    So, I moved onto the o/s/f. Easy to take off since it's wearing the spare (the proper alloy's still good, but the tyre has a cut in the sidewall), so I was able to quickly free the stuck pads. And then came the 2nd lot of bad signs - the panel under the headlight made ominous cracking sounds, so I gave it a good poke with a screwdriver and got this:

    [​IMG]

    Not totally unexpected, but between the days's earlier findings and the unexpected rot holes in the rear footwells the welding work's building up, and then I found this:

    [​IMG]

    Rot around the suspension arm mount, and similar on the subframe. At this point I was starting to wonder how much other hidden rot I'd find, so I bit the bullet and took off the wheelarch trims (aka rust traps). Both front wings were very good, as was the o/s/r:

    [​IMG]

    That blob at the front's nothing to worry about, just the gunk which was holding the rust trap on. There's some paint damage where the rust traps have been rubbing, but nothing serious. Looks lie I was right - both front wings were replaced. And then I moved onto the n/s/r:

    [​IMG]

    Oh dear. And even worse it looks like the rust trap lived up to it's name and actually caused this damage - when I took it off it carried a large lump of paint and rust with it which would have previously been solid metal, and then I saw rust tracking out from where the metal lugs which held the rust trap on had damaged the paint inside the wheelarch lip. A minute's work with a screwdriver and half the inner wheelarch lip was gone, along with a large section of the outer wheelarch at the rear. So the only way to fix that is going to be with inner and outer wheelarch repair sections.

    Also, it's going to need a lot of paintwork - there are numerous scabs beneath the paint like this:

    [​IMG]

    And finally, it looks like the MB job sheet for this car may be incorrect. I may be wrong because I have very limited knowledge of how ASD works, but I'd have expected to see hydraulic lines going into the diff, but I can only see / feel the ABS sensor.

    So now I'm faced with a real dilemma - do I make a start on the mountain of welding, knowing there may be further horrors lurking in wait?

    Or do I take the good bits off it - the manual box / pedals, rear spoiler, engine (if it's good it'd go straight into a 190d), tank, front wings, interior (of course) and any working electrics, and look for a better base car to work on?

    Any opinions gratefully received :)
     
  20. grober

    grober MB Master

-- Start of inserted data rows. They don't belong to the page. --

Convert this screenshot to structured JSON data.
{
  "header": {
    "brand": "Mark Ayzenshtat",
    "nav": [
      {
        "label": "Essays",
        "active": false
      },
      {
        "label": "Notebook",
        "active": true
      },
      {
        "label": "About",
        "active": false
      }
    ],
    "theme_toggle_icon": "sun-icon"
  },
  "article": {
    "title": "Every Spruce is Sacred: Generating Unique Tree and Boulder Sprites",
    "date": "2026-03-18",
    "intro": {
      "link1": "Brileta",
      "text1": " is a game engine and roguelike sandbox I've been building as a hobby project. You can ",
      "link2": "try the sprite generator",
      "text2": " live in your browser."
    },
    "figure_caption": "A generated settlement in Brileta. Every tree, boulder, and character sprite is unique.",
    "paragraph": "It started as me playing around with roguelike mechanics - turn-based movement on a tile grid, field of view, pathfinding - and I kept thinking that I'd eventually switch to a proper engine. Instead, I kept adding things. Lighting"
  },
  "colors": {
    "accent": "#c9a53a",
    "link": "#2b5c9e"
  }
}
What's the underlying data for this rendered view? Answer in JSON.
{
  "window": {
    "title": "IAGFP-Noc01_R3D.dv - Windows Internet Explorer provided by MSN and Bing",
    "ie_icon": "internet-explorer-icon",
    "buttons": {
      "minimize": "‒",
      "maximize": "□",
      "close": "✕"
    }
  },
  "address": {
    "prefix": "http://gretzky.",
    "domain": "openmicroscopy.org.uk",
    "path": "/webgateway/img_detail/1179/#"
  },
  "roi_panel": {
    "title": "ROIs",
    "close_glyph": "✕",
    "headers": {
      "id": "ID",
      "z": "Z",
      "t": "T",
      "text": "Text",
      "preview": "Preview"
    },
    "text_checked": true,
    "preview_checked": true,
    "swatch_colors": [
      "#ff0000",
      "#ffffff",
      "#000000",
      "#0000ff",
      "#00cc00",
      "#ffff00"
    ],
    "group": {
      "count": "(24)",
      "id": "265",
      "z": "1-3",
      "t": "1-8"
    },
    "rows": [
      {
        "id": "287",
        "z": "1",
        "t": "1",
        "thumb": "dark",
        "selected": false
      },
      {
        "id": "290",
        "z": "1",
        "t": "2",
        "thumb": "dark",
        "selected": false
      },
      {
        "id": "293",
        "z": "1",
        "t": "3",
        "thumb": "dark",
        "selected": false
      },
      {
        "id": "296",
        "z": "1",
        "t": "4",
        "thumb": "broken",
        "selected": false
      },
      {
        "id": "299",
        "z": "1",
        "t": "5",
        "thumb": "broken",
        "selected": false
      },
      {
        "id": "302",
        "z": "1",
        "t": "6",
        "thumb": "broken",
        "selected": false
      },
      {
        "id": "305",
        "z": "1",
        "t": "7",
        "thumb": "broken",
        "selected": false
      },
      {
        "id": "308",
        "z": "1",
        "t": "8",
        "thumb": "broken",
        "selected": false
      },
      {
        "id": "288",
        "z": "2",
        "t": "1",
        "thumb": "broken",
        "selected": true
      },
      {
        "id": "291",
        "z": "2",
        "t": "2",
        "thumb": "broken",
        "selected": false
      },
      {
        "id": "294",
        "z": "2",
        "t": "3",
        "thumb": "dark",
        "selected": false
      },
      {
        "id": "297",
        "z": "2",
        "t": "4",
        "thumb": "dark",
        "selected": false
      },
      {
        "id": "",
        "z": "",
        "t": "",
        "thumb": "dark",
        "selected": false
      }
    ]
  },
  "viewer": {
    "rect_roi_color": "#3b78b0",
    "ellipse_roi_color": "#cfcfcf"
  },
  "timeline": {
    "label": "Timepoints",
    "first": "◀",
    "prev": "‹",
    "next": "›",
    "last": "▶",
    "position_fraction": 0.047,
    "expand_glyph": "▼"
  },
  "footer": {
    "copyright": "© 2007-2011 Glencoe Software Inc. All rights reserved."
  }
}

    Messages:
    27,835
    Joined:
    Jun 22, 2003
    Location:
    Perth, Scotland
    Car:
    W204 C200CDI Estate
    In a way its no surprise that after a much more detailed inspection the car is showing most of the characteristic body corrosion of these models at that age. It is after all 25 + years old having spent its life in the UK 's car unfriendly climate. I would venture that after 365,000 miles? the mechanicals may also be a little past their best. Being frank a manual 2.5 diesel is not a spec that's going to appeal to the bulk of W124 buyers save maybe the veg oil brigade who tend to major on costs anyway. Most cars can be restored if enough money is spent on em but this one is looking more like a labour of love rather than an investment in the longer term. :dk
     
    Last edited: Feb 27, 2017
    1 person likes this.

Share This Page

  1. This site uses cookies to help personalise content, tailor your experience and to keep you logged in if you register.
    By continuing to use this site, you are consenting to our use of cookies.